##### DATASET RECORDS #####

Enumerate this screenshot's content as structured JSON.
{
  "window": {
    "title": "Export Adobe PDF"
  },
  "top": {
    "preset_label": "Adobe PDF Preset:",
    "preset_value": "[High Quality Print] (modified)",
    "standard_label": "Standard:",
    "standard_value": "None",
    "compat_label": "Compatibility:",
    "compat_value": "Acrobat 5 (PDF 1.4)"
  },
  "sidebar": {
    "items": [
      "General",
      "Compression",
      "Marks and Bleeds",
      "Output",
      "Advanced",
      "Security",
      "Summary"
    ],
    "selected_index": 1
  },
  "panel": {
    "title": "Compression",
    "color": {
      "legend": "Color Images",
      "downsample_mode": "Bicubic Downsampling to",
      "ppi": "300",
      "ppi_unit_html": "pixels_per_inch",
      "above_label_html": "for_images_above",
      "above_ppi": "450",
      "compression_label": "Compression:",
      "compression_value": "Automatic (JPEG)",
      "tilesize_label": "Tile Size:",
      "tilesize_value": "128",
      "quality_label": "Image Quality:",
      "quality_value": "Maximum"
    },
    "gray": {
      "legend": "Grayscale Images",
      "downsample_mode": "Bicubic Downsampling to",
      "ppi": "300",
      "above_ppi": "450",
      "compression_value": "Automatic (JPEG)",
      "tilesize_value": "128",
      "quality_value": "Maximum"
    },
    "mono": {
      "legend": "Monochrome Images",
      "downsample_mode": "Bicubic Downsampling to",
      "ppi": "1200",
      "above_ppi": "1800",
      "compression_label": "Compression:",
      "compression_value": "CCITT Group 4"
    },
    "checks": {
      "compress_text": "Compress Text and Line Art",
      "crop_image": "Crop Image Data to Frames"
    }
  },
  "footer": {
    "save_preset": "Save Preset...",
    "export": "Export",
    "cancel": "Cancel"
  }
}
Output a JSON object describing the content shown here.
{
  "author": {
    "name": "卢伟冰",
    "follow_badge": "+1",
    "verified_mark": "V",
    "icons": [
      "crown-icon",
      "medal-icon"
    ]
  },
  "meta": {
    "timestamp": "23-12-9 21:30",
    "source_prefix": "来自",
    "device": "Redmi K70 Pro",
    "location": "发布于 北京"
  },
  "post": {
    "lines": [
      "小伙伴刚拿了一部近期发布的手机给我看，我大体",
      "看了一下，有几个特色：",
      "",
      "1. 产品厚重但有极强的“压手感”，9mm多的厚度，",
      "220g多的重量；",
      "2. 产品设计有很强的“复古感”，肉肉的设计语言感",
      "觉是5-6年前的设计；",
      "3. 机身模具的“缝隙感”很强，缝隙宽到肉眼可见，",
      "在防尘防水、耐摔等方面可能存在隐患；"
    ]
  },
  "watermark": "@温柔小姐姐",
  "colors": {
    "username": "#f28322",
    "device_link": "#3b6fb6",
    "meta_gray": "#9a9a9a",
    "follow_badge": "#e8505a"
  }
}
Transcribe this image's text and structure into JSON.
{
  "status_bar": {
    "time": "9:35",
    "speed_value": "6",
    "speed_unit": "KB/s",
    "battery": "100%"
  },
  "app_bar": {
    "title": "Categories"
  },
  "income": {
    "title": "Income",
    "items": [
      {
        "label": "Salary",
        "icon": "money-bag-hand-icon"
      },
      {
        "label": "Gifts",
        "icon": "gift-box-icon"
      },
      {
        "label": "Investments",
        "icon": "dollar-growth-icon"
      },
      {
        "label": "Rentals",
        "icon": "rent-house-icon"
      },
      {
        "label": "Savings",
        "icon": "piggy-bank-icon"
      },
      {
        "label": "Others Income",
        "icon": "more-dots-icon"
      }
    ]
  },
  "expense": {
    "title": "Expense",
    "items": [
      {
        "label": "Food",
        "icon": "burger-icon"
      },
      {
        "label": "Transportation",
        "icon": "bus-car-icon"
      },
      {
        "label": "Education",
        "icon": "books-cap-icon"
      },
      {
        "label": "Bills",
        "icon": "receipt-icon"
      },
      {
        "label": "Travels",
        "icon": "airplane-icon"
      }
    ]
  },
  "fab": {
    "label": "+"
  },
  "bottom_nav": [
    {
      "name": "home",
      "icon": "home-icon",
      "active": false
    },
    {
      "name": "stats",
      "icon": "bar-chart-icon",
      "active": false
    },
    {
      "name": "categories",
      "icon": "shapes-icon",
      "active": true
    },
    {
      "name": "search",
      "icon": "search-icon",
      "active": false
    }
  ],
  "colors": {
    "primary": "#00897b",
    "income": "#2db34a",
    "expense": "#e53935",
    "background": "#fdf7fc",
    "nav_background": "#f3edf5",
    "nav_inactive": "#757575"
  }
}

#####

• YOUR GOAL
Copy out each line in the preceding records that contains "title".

• PROBLEM SOLUTION
    "title": "Export Adobe PDF"
    "title": "Compression",
    "title": "Categories"
    "title": "Income",
    "title": "Expense",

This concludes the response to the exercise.